While attending the ALA conference I had the wonderful opportunity of hearing first-hand the successes of a very active teen advisory group located at the Oakland Public Library. Active teen leaders shared stories about reaching out into the community to represent the library to their peers and elders. Here is a summary of what teens at Oakland Public Library are doing to connect the community with library resources:
- Teens participate in library legislative day by traveling to the state capital and meeting with senators to advocate for libraries.
- They represent the library and youth library council at public speaking and community events.
- Teens present concerns and issues to the library board.
- The teen panelists explained how being YLC members has provided them with opportunities to develop skills in public speaking, organization, and reaching out to others. Continue reading
Whew! What a busy, exciting, thoughtful, fun, educational conference! It definitely takes a few days to settle back into “real life” after a conference.’ My head is always spinning with new ideas, my mind is filled with thoughts of people I’ve met and conversations we’ve had, and my imagination has undoubtedly been captured by lots of new books. Continue reading

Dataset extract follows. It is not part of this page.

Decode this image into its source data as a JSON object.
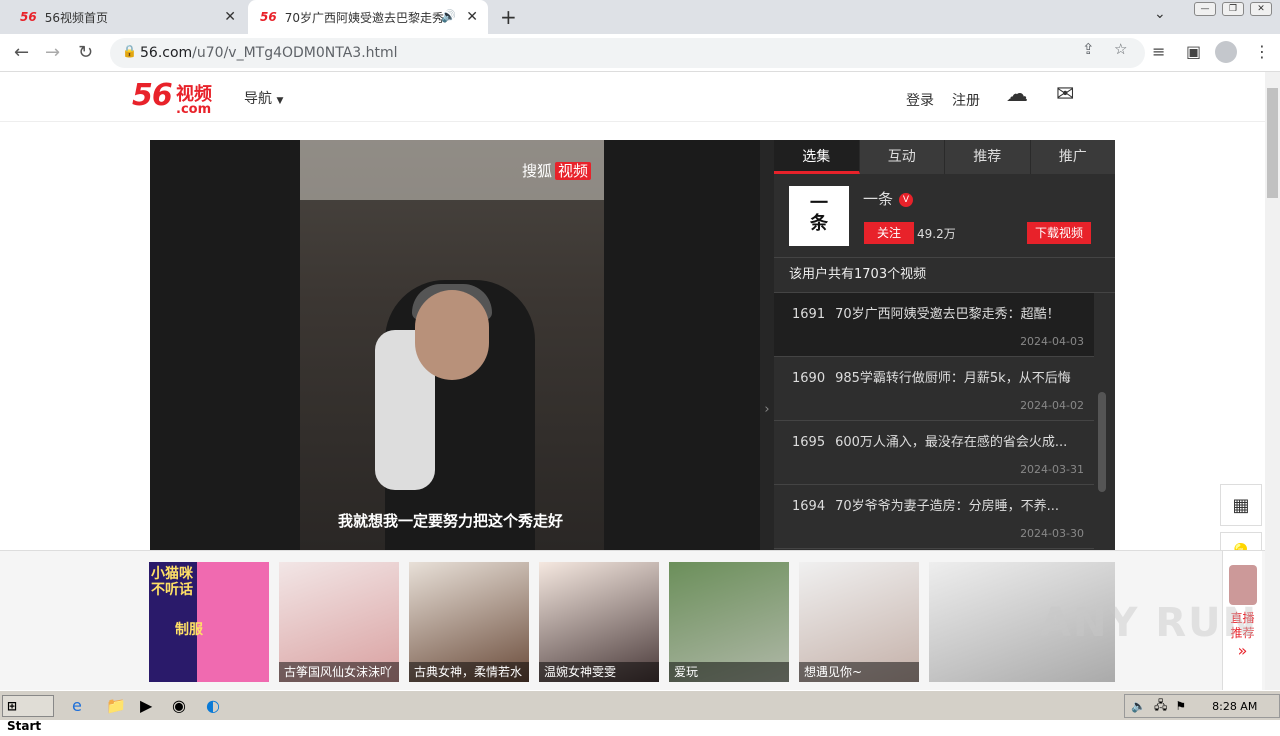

We had a very low turnout for our Teen Gaming Interest Group meeting on Saturday afternoon, making a swap and share of resources difficult at best. One of the things we did was unanimously elect Jami Schwarzwalder as the new chair fo the Teen Gaming Interest Group. Congrats, Jami!
We also discussed creating a list of great games (tabletop and videogames) for teen programming. The list has been started on the YALSA wiki; please feel free to contribute annotations.
On Sunday morning, I counted over 125 at our Sunday Morning program, Beyond Gaming Tournaments. Slides and handouts are forthcoming.
While I did not spend much time at the exhibits due to other commitments, I did bring home some ARCs to read. I spent most of the flight back to Houston reading TENDER MORSELS. I hope to finish the book this weekend. However, more than books, I brought back with me some terrific memories and some valuable information. Continue reading
Since so many teen librarians are making the case for social networking still, I thought this OCLC session on Library Mashups would be of interest. I noticed they were taping; the session will probably be online soon at http://www.oclc.org/.
“Mashups on web are on the verge of replacing the PC as the dominant computing platform”
~Andrew K. Pace, OCLC
Andrew K. Pace defined mashup as something remixed to improve functionality and innovation as response to change under circumstance “hacking!”‘ He stressed that change is inevitable, and quoted Darwin reminding us that the successful species are the most adaptable ones. Pace referenced the 10 Dangerous Ideas presentation from PLA presentation , and invited attendees to jot down on notecards provided, their greatest resource and greatest challenge as we continued our discussion of innovation. Continue reading